2) Always invite guests to offer feedback. Most often they will not offer input to avoid offending. This also shows them that your intention is to improve the efficiency and fun. 
3) Just because a person has done the brakeman job a few times does NOT mean they know how to engineer a locomotive! Although we are familiar with shorts, we had an excessive number this time. Speaking with one engineer at the end, I realized this engineer did not know that he could not run a loco into an adjacent turnout if the rails were not aligned to the track he was exiting! Good news is that this one breakdown indicated that we did not have a massive, layout wide, short issue to untangle.
4) Coupled with number 3, invite operators who are familiar operating on your layout. Then be sure to partner the most familiar with newest guests.
5) The realization that metal wheels can cause a short when the stub rails are either too close or wheel sets are too loose and hitting both rails simultaneously.


Since the layout expansion I have been quite busy laying new track including 4 stub turnouts, one being a 3-way. The latter is quite the challenge in finding a workable solution for switching the single fly rails as the typical machine throws one way or the other. Mike Prokop of our NMRA Division suggested, and confirmed by my good friend Ray Russel, that a "servo" is the way to go. Of course I have NO idea what that is or means. However, with the 2-way stubs I am most familiar. 
I use assembled stubs by BK Enterprises, known today as Trout Creek. Although you can ask for a #4, 6, etc., they typically come with longer rails than needed; they are also adjustable given the frog size you may require.
These come with metal plates that hold the switch together. You need to unsolder the plates, then align, gauge then spike the rails. 
Simply apply your hot iron and separate the rails. There is an advantage to having the turnout nearly cut to size, most so the frog. My track, however, required modifications of these by either adjusting length and curve  to meet the already laid track, and then of course ensuring gauge and flange gaps were accurate...

In all, two curved, one straight and one 3-way were installed. Unknowingly, I used #4 templates thinking that's what I needed. However these were too acute. I used closer to #6. 

Above photo also shows the initial positioning of the 3-way. Ray fortunately laid the ties using a jig. I simply spiked the rails. However, I had NOT considered the foundry being a visual impediment to the stub; therefore I needed to move the stub!

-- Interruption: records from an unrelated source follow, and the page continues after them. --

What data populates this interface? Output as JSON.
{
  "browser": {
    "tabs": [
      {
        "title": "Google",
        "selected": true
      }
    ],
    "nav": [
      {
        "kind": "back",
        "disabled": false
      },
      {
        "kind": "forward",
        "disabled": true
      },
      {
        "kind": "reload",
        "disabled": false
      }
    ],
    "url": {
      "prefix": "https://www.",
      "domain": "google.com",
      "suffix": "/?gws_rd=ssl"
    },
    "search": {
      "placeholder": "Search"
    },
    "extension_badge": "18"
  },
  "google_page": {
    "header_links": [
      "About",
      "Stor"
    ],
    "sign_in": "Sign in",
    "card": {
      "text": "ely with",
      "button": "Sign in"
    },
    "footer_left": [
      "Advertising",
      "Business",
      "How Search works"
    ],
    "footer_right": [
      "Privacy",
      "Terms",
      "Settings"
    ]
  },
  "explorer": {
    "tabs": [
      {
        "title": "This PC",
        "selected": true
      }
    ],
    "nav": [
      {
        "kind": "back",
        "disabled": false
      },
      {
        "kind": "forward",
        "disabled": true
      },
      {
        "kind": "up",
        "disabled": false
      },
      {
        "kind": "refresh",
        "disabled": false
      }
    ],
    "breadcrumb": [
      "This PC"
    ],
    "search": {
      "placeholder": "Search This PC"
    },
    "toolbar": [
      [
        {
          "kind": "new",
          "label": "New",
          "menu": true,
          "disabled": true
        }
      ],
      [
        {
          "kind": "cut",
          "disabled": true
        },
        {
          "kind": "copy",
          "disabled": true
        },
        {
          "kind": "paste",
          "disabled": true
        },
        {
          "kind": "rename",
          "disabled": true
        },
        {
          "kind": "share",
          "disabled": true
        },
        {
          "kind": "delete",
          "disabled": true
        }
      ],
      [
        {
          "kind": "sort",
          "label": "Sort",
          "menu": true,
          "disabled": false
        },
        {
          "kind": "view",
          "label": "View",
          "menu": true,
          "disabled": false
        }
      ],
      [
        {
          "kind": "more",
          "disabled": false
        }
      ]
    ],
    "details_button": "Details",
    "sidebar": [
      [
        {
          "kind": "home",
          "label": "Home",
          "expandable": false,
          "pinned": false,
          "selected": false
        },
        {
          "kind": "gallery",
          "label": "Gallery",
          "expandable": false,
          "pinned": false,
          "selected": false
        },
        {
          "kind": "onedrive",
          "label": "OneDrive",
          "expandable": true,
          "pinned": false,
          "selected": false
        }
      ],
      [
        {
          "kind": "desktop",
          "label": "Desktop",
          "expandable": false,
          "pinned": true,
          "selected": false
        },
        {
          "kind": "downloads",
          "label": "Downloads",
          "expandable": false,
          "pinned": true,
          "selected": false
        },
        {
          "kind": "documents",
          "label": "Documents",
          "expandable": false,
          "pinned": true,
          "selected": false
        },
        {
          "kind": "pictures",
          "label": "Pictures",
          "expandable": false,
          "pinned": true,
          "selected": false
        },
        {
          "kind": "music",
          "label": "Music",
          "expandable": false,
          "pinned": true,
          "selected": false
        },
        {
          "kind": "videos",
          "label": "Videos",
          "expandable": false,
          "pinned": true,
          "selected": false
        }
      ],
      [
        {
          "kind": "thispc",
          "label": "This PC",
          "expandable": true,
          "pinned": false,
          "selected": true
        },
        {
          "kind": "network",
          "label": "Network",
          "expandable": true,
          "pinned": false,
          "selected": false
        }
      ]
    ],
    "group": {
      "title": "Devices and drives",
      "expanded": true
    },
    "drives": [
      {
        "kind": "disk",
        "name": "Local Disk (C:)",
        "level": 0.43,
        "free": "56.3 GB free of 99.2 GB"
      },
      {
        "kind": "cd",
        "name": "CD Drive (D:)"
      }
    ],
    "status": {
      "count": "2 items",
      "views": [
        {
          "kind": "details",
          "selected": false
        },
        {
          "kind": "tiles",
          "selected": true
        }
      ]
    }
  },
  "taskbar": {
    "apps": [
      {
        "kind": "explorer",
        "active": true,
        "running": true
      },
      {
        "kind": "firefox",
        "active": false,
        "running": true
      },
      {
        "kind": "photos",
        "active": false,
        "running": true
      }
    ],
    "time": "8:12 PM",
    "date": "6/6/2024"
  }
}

 I made a variety of cuts and end shapes for the ties. Photos of the times show everything from milled to roughly hewn, different lengths and naturally weathered since there was no creosote then.